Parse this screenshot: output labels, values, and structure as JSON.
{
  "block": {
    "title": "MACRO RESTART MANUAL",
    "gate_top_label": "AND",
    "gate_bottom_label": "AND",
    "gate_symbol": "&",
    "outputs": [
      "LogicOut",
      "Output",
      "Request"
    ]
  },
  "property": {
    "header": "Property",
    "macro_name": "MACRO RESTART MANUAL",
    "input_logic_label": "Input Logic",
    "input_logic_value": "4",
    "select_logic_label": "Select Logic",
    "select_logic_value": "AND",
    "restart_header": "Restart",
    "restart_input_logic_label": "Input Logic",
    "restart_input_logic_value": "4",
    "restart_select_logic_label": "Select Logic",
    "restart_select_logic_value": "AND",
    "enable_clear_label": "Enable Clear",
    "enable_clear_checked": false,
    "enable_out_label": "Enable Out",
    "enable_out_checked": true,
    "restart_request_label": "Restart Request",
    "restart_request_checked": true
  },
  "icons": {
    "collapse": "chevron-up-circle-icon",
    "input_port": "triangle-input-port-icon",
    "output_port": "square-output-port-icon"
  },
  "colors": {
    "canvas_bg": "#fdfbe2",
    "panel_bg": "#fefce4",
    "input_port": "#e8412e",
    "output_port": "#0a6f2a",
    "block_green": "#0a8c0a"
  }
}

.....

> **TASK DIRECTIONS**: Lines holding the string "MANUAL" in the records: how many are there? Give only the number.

> **EXPECTED OUTPUT**: 2